This is where it gets tricky. Now THEY are the ones distributing your GPL code linked to their own code, not your reverse-engineered stand-in. I am not 100% sure I am getting that part correct, but it seems to be the case. And if it is the case... then at that point Microsoft would actually be in violation of your license. They would have, as I see it, three options. They could simply quit using your code entirely, which they obviously do not want to do, and which would only prevent continuing violations but still leave them at least theoretically liable for past damages; they could GPL Windows itself, and use your code freely; or they could purchase either copyright or a side-license to continue using the code outside the GPL.

Comment: Re:When (Score 0) 110

by Arker (#47839273) Attached to: NVIDIA Sues Qualcomm and Samsung Seeking To Ban Import of Samsung Phones
"Software is math but you could also say the same about anything that was ever invented."

No, you could not.

At least not truthfully.

Everything *can be described* using math but not everything *is* math.

On the other hand, everything a computer can do, is math.

Physical changes, excluding electrical changes which signify numbers? Zero, none, nada.

Your printer puts ink on paper? Yes it does. In response to a number calculated and sent to it by the computer. The screen shows pictures? Yes it does - in response to numbers calculated and sent to it by the computer.

Everything a computer does, is math, period.

Comment: Re:When (Score 1, Insightful) 110

by Arker (#47833545) Attached to: NVIDIA Sues Qualcomm and Samsung Seeking To Ban Import of Samsung Phones
Unfortunately that is blocked indefinitely by the failure of the court system to understand that software is math. I used to expect the next generation of judges at least would get it, but seeing a whole new generation coming out that is even less technically savvy than their predecessors kind of dashes that hope.

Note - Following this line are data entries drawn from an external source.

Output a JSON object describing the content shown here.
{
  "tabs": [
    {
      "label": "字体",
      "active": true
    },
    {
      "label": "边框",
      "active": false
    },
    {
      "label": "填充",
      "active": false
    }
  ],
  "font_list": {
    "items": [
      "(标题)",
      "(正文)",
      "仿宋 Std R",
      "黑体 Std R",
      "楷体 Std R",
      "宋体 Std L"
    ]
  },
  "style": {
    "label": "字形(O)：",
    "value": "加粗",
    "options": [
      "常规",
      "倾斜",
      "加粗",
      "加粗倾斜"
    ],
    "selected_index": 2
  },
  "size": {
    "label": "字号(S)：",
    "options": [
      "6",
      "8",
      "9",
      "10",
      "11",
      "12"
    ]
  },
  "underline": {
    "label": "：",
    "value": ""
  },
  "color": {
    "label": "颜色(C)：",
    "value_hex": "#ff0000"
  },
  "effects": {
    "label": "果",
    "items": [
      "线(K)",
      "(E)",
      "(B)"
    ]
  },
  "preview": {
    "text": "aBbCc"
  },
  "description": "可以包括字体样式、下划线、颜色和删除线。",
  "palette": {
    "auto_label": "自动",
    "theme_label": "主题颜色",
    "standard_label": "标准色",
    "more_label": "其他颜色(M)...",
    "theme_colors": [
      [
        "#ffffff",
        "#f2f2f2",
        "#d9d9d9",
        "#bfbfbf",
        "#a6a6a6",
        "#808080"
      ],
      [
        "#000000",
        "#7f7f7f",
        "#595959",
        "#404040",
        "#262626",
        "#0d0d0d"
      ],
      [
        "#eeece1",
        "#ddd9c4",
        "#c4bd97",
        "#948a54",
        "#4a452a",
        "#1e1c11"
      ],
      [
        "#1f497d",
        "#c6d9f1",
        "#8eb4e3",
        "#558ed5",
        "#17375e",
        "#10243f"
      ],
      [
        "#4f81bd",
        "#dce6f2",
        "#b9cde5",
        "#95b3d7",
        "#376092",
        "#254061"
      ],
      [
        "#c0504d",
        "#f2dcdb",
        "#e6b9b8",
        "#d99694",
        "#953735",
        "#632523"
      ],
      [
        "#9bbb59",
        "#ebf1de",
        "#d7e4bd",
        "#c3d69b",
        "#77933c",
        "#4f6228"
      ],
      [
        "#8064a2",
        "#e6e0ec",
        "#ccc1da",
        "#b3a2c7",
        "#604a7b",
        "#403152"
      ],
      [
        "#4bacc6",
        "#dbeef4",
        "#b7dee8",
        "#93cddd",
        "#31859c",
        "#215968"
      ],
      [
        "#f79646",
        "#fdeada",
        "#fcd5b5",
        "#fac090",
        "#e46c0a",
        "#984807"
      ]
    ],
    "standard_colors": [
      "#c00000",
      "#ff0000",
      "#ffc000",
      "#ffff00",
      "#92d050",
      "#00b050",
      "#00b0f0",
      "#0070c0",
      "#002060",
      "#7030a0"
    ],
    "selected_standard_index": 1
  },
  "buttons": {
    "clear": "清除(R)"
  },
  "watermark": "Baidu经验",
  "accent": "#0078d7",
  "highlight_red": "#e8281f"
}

Scientists are people who build the Brooklyn Bridge and then buy it. -- William Buckley